However, for most readers it remains Banks’s earlier writing of the 1980s and early 1990s, notably The Wasp Factory (1984), Consider Phlebas (1987), The Crow Road (1992), and Complicity (1993), that captures the author’s bold imaginative vision best. The Wasp Factory and Complicity both offer uncompromising and unnerving portraits of serial killers before brutally dumping the reader’s expectations like a corpse in a canal. Similarly, The Crow Road centres on a perfect murder in an imaginary town in Argyll. All three novels unfold within a recognisably local, but by turns dark, deranged and damaged Scotland, and all three use a range of jarring cinematic devices such as flashback, to striking and sometimes disorienting effect.
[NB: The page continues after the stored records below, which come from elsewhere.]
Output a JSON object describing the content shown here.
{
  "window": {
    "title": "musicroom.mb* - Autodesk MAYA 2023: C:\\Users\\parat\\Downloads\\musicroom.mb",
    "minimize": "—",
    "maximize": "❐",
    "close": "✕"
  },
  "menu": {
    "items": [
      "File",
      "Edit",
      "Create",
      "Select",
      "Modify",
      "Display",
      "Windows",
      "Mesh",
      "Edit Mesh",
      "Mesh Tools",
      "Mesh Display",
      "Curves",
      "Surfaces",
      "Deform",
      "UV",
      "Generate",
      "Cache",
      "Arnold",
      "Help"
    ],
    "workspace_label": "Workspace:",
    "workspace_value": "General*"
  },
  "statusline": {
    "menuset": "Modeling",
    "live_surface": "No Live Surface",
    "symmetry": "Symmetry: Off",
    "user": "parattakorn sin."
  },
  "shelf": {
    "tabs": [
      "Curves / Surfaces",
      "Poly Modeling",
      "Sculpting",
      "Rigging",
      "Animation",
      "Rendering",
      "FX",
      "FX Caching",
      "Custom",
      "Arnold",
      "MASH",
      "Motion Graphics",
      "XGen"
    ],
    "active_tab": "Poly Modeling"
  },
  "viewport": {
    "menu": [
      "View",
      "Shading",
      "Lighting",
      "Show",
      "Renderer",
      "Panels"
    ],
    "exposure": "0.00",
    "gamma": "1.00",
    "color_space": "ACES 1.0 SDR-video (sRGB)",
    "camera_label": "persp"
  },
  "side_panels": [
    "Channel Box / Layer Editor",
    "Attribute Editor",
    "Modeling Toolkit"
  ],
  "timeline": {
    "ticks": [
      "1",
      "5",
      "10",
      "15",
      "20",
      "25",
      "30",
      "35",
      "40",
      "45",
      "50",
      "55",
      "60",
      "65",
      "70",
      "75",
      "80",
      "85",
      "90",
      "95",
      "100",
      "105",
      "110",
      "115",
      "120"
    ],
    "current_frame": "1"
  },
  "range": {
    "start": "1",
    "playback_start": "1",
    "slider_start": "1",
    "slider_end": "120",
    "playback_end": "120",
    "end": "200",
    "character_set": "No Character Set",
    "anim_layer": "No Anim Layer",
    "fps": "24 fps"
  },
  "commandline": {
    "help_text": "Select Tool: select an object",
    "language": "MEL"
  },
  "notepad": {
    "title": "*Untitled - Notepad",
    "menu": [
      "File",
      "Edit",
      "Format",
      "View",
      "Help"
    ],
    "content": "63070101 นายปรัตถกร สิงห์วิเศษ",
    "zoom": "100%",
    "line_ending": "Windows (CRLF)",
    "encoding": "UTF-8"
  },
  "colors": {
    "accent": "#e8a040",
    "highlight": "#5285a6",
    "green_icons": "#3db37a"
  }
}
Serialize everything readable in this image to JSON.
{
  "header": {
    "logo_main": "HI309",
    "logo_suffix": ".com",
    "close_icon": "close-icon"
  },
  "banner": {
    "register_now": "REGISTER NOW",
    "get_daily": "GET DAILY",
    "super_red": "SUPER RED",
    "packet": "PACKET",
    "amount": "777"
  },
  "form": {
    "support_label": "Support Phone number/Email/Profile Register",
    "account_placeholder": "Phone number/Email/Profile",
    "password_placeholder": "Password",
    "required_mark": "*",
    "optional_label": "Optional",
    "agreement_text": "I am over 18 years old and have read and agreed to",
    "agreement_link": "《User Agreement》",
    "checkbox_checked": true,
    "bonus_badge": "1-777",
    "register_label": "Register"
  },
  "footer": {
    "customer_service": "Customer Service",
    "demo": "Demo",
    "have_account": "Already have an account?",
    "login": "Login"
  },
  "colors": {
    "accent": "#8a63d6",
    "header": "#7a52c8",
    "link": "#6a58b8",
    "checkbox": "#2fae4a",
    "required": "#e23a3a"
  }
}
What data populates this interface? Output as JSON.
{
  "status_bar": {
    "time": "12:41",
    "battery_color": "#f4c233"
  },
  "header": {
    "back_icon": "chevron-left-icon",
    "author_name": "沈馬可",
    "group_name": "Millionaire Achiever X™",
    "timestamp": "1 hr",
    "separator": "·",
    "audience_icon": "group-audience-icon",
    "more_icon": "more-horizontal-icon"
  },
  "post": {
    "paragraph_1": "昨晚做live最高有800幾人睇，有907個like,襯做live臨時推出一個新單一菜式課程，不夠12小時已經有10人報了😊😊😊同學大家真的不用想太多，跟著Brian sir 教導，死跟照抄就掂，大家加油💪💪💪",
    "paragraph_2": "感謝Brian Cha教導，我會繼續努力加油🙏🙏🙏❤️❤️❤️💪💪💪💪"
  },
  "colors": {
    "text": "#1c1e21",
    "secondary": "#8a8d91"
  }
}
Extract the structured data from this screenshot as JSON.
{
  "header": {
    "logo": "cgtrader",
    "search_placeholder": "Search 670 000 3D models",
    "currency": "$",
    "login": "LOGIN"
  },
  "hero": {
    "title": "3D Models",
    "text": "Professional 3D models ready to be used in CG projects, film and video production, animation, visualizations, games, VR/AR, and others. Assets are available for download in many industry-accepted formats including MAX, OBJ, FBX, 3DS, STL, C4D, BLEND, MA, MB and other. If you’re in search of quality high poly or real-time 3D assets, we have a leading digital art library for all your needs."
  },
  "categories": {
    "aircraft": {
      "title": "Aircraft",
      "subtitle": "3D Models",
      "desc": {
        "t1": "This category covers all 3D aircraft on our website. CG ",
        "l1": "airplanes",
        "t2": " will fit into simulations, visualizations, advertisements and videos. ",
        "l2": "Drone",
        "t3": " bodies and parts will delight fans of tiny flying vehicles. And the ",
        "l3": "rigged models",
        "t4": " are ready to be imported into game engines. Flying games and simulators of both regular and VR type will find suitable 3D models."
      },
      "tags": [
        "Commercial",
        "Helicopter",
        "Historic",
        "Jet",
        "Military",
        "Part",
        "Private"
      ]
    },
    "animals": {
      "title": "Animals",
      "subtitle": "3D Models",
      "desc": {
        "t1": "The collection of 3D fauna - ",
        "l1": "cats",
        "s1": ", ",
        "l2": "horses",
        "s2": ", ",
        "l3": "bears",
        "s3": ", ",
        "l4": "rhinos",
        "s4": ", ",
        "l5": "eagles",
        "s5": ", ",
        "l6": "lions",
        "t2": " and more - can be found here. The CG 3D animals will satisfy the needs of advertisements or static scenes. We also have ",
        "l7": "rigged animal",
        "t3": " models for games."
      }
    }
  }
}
Stonemouth (2012) is in many ways reminiscent of the early fiction, most notably The Crow Road. A male protagonist returns to small town Scotland after a five-year absence and is forced to confront his childhood fears and fantasies. Death is in the air. That said, it is a quieter, more controlled novel than the switchback rides of the early fiction. However, as the Guardian reviewer, Stuart Kelly notes, appearances in this novel can be ‘as deceptive as the diaphanous mists and shimmering fogs that wreathe the town.’
Moving in the other direction, Consider Phlebas, by M. Banks, was the first of the Culture novels, a tale of inter-galactic travel that takes the reader on a journey to a futuristic waste land (the title of the novel comes from T.S. Eliot’s famous high modernist poem) that is Planets of the Dead. His latest work in the series, The Hydrogen Sonata (2012) marks twenty-five years of the Culture novels. This is science fiction with a history: back to the future. Indeed, the Culture novels (all eight of them) often seem to betray the genre by looking back. While the gothic excesses and disjunctive shifts in time that characterise works like The Crow Road seem to gesture towards the conventions of science fiction, the faint whiff of nostagia that suffuses the Culture novels, seems designed to work against the grain of futuristic fantasy. Perhaps Iain (M) Banks is really one author after all.
Dr James Procter 2013